Detecting credit card and other fraud (e.g. online banking) using a number of mathematical models to build a 'fraud scoring' output is well established. One gap in the existing solutions is that the existing fraud scoring models rely on the data collected as part of the transaction only, and do not rely on real or near-real time 'out of band' data on the account holder at the time of the transaction/authentication/scoring.

    For example, when a credit card processor or online bank attempts to use a mathematical model to flag likely fraudulent activity, they may use some of the following information:
1. mathematical models based on account activity (previous purchase amounts, purchase retailers, account address)
2. mathematical models based on data supplied to a retailer (email address, IP address of requesting internet browser, delivery address, purchase amounts, type of goods, length of standing of account)
3. mathematical models based on other activity across multiple retailers (purchasing patterns across multiple retailers)

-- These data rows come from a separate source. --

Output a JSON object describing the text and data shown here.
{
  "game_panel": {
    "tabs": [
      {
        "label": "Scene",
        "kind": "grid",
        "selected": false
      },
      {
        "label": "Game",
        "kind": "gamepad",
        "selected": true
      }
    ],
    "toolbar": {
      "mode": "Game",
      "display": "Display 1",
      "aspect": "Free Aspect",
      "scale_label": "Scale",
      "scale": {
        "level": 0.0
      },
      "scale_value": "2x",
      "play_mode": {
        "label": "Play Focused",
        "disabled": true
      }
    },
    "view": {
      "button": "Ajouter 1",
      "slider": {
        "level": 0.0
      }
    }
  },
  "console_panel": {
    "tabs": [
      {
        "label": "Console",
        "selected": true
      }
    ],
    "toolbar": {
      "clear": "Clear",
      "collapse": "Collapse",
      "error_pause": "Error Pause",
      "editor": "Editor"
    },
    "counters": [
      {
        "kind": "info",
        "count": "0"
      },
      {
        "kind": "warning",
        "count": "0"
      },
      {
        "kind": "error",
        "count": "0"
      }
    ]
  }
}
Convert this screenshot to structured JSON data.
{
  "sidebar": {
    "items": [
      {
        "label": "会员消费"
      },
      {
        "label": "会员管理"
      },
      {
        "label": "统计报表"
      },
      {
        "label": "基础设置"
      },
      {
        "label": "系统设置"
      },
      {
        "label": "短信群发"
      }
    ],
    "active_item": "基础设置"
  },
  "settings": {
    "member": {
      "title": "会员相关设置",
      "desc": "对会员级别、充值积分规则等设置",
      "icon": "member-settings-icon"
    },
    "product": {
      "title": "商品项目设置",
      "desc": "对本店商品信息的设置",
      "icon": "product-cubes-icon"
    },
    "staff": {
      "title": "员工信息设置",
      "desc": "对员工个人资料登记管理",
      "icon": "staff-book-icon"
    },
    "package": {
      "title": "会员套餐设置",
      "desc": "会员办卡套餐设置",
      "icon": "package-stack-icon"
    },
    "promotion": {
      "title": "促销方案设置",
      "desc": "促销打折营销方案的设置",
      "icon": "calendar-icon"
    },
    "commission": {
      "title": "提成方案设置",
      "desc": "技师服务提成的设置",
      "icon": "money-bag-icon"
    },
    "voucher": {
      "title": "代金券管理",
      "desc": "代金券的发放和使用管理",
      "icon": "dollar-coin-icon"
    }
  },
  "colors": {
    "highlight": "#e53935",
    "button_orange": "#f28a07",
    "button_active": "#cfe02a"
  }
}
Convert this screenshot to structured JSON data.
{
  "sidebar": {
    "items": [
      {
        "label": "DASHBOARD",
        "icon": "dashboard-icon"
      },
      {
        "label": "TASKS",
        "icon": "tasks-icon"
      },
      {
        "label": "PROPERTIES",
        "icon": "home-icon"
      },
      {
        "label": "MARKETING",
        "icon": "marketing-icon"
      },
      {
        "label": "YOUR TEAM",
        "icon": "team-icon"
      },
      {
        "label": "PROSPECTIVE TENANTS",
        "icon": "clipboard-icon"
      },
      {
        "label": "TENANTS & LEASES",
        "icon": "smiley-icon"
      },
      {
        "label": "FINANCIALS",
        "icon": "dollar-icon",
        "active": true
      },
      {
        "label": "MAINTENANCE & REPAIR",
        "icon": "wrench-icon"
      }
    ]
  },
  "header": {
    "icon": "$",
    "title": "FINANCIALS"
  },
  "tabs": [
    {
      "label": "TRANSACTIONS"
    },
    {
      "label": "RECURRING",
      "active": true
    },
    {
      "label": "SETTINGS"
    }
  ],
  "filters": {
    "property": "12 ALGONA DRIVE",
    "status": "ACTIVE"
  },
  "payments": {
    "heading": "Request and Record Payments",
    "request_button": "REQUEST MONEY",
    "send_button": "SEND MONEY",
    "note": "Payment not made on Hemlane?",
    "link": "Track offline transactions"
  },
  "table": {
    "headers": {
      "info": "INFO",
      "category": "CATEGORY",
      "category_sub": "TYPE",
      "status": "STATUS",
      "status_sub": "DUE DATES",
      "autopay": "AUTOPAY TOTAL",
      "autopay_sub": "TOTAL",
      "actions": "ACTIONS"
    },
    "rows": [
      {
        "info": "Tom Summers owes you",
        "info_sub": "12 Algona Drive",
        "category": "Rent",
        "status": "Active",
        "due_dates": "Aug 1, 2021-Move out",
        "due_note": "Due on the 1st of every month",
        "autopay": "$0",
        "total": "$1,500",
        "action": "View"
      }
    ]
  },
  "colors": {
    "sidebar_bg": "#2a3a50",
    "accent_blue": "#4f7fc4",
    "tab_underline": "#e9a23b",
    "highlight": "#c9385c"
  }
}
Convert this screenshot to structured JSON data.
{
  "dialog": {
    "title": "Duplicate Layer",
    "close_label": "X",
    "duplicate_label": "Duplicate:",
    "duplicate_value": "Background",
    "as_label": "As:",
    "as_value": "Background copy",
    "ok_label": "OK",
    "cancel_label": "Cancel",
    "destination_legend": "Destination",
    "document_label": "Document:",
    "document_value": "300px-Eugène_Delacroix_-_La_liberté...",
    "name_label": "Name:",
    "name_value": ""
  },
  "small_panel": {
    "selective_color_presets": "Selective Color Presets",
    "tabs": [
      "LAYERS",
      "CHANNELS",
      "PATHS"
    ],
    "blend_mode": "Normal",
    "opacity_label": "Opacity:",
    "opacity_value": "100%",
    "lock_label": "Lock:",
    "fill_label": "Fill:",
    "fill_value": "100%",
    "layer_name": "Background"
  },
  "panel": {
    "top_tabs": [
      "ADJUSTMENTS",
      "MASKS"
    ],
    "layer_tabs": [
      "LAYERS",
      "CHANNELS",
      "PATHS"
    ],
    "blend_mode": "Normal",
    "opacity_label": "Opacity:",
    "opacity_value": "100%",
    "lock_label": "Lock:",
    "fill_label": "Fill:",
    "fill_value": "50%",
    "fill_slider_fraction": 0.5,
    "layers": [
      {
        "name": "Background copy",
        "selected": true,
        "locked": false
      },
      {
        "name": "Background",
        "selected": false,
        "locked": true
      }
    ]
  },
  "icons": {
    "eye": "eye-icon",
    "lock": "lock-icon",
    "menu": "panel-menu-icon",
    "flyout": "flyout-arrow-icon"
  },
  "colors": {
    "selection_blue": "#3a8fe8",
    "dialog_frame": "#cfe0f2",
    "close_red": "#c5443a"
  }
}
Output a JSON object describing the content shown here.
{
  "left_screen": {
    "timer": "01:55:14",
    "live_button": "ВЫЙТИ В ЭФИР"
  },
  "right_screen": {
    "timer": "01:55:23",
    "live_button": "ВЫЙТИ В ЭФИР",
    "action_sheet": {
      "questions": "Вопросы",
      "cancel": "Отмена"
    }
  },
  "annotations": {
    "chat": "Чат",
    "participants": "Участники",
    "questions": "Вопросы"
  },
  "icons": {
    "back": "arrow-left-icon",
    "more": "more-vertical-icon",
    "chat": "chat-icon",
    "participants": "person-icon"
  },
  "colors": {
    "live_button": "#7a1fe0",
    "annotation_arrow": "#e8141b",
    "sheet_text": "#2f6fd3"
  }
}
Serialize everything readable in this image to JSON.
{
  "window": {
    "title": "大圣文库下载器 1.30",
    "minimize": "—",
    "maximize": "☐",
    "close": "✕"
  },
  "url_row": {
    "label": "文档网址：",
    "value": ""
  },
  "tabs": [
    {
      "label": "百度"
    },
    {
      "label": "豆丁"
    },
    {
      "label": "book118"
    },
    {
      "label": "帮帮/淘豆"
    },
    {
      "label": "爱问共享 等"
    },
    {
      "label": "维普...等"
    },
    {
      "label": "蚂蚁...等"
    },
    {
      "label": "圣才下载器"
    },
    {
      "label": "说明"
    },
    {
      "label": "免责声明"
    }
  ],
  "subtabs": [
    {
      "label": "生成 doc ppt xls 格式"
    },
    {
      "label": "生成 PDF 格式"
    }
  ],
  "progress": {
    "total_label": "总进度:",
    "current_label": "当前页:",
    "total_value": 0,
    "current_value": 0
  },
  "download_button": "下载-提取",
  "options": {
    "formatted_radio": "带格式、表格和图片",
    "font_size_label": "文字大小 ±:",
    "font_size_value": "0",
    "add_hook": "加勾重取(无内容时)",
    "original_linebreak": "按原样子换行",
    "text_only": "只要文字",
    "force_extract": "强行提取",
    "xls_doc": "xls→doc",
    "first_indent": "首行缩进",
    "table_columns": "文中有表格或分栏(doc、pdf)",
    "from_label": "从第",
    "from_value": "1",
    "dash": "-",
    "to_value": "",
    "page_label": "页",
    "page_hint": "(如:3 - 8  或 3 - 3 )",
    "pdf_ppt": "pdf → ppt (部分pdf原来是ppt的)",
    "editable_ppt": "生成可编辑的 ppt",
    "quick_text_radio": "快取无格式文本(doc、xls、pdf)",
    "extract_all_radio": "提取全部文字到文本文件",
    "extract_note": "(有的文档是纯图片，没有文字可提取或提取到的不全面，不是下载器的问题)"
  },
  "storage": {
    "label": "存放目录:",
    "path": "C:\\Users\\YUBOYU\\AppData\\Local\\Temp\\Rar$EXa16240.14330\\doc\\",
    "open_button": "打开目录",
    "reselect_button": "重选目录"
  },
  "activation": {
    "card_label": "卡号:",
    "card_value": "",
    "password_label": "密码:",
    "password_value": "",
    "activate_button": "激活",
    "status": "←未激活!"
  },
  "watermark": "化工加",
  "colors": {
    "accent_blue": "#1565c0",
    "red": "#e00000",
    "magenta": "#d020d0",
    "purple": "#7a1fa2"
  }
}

    By including 'out-of-band' data from the activity of the account holder such as current mobile phone location in the 'fraud scoring' process, the accuracy of the fraud scoring process can be improved.

    The approach proposed here uses 'out-of-band' data from the activity of a given transaction (such as an in person credit card purchase or online banking transaction) and add this to the existing fraud scoring mathematical models for determining a new fraud scoring model.

  This 'out-of-band' data could include, but is not limited to the location of the account holder's mobile telephone using GSM location techniques at time of transaction the last journey on the account holder's electronic public transport pass the last telephone number for which a telephone call of the account holder's mobile has been made to the last time and location of the use of a corporate security keycard or instant messaging system the time and physical location where an account holder has logged onto a roaming telephone system such as a 'hot-desk' environment or a VoIP softphone requiring authentication

The advantage of using such 'out-of-band' data is that: the authentication of an account holder can be inferred from the authentication of the same indivdual inherent in other systems (such as requiring a PIN number...